__WHAT TO PRODUCE__.
Pull every line that holds the word "text" from the entries.

****

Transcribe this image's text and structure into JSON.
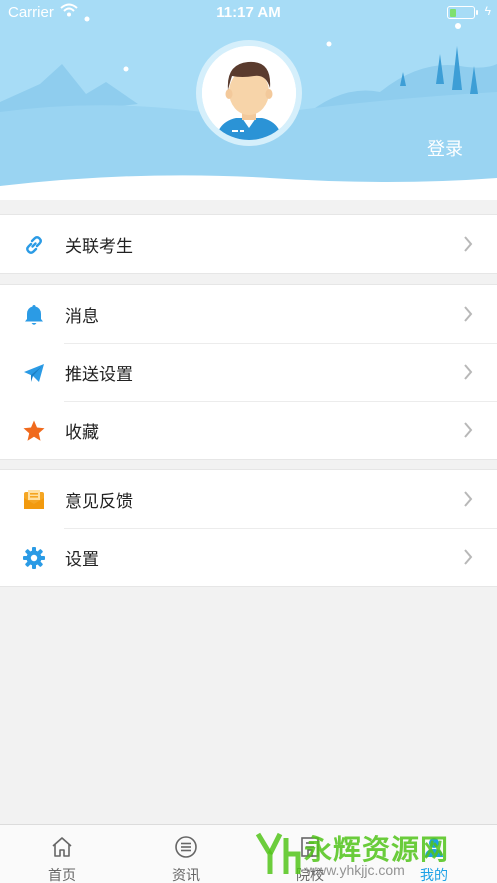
{
  "status_bar": {
    "carrier": "Carrier",
    "time": "11:17 AM",
    "battery_percent": 20
  },
  "header": {
    "login_label": "登录",
    "avatar_icon": "user-avatar-icon"
  },
  "menu": {
    "groups": [
      [
        {
          "label": "关联考生",
          "icon": "link-icon",
          "color": "#2b9be5"
        }
      ],
      [
        {
          "label": "消息",
          "icon": "bell-icon",
          "color": "#2b9be5"
        },
        {
          "label": "推送设置",
          "icon": "paper-plane-icon",
          "color": "#2b9be5"
        },
        {
          "label": "收藏",
          "icon": "star-icon",
          "color": "#f06a1d"
        }
      ],
      [
        {
          "label": "意见反馈",
          "icon": "mail-icon",
          "color": "#f5a623"
        },
        {
          "label": "设置",
          "icon": "gear-icon",
          "color": "#2b9be5"
        }
      ]
    ]
  },
  "tabs": [
    {
      "label": "首页",
      "icon": "home-icon",
      "active": false
    },
    {
      "label": "资讯",
      "icon": "list-icon",
      "active": false
    },
    {
      "label": "院校",
      "icon": "school-icon",
      "active": false
    },
    {
      "label": "我的",
      "icon": "person-icon",
      "active": true
    }
  ],
  "watermark": {
    "text": "永辉资源网",
    "url": "www.yhkjjc.com"
  },
  "colors": {
    "header_bg": "#a7dcf6",
    "accent": "#1da1e6",
    "page_bg": "#f2f2f2"
  }
}
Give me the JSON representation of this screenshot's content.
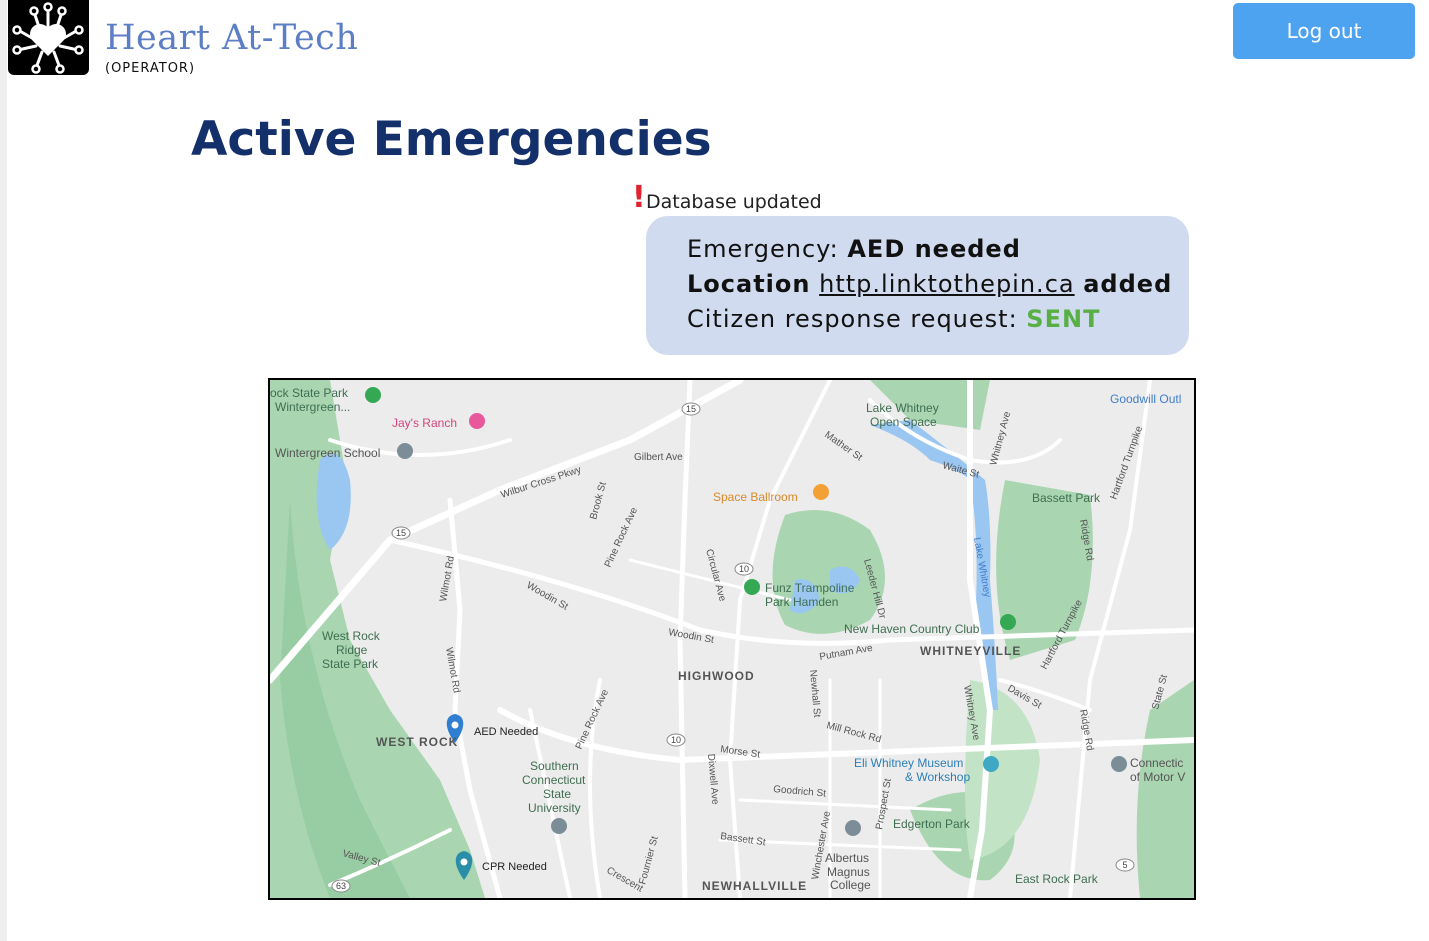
{
  "header": {
    "brand": "Heart At-Tech",
    "role": "(OPERATOR)",
    "logout_label": "Log out",
    "logo_icon": "circuit-heart-icon"
  },
  "page": {
    "title": "Active Emergencies"
  },
  "notice": {
    "icon": "exclamation-icon",
    "text": "Database updated"
  },
  "alert": {
    "emergency_label": "Emergency: ",
    "emergency_value": "AED needed",
    "location_label": "Location",
    "location_link": "http.linktothepin.ca",
    "location_suffix": "added",
    "citizen_label": "Citizen response request: ",
    "citizen_status": "SENT"
  },
  "colors": {
    "accent": "#4da3f0",
    "brand": "#5b7ec5",
    "title": "#14306b",
    "alert_bg": "#d1dbef",
    "sent": "#58b045",
    "warning": "#e0242f"
  },
  "map": {
    "labels": {
      "state_park": "ock State Park",
      "wintergreen": "Wintergreen...",
      "jays_ranch": "Jay's Ranch",
      "wintergreen_school": "Wintergreen School",
      "wilbur_cross": "Wilbur Cross Pkwy",
      "gilbert": "Gilbert Ave",
      "lake_whitney_1": "Lake Whitney",
      "lake_whitney_2": "Open Space",
      "goodwill": "Goodwill Outl",
      "mather": "Mather St",
      "waite": "Waite St",
      "whitney_ave": "Whitney Ave",
      "bassett_park": "Bassett Park",
      "hartford_1": "Hartford Turnpike",
      "space_ballroom": "Space Ballroom",
      "brook": "Brook St",
      "pine_rock_1": "Pine Rock Ave",
      "circular": "Circular Ave",
      "leeder": "Leeder Hill Dr",
      "lake_whitney_v": "Lake Whitney",
      "ridge_1": "Ridge Rd",
      "funz_1": "Funz Trampoline",
      "funz_2": "Park Hamden",
      "woodin_1": "Woodin St",
      "woodin_2": "Woodin St",
      "wilmot_1": "Wilmot Rd",
      "nhcc": "New Haven Country Club",
      "hartford_2": "Hartford Turnpike",
      "west_rock_1": "West Rock",
      "west_rock_2": "Ridge",
      "west_rock_3": "State Park",
      "putnam": "Putnam Ave",
      "whitneyville": "WHITNEYVILLE",
      "highwood": "HIGHWOOD",
      "wilmot_2": "Wilmot Rd",
      "newhall": "Newhall St",
      "davis": "Davis St",
      "state": "State St",
      "aed_pin": "AED Needed",
      "west_rock": "WEST ROCK",
      "pine_rock_2": "Pine Rock Ave",
      "mill_rock": "Mill Rock Rd",
      "whitney_ave_2": "Whitney Ave",
      "ridge_2": "Ridge Rd",
      "morse": "Morse St",
      "dixwell": "Dixwell Ave",
      "eli_1": "Eli Whitney Museum",
      "eli_2": "& Workshop",
      "connecticut_1": "Connectic",
      "connecticut_2": "of Motor V",
      "scsu_1": "Southern",
      "scsu_2": "Connecticut",
      "scsu_3": "State",
      "scsu_4": "University",
      "goodrich": "Goodrich St",
      "prospect": "Prospect St",
      "edgerton": "Edgerton Park",
      "bassett_st": "Bassett St",
      "winchester": "Winchester Ave",
      "fournier": "Fournier St",
      "albertus_1": "Albertus",
      "albertus_2": "Magnus",
      "albertus_3": "College",
      "valley": "Valley St",
      "cpr_pin": "CPR Needed",
      "crescent": "Crescent",
      "newhallville": "NEWHALLVILLE",
      "east_rock": "East Rock Park",
      "route_15a": "15",
      "route_15b": "15",
      "route_10a": "10",
      "route_10b": "10",
      "route_63": "63",
      "route_5": "5"
    }
  }
}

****

__ANSWER TO THIS TASK__.
Transcribe this image's text and structure into JSON.
    "text": "永辉资源网",
    "text": "Database updated"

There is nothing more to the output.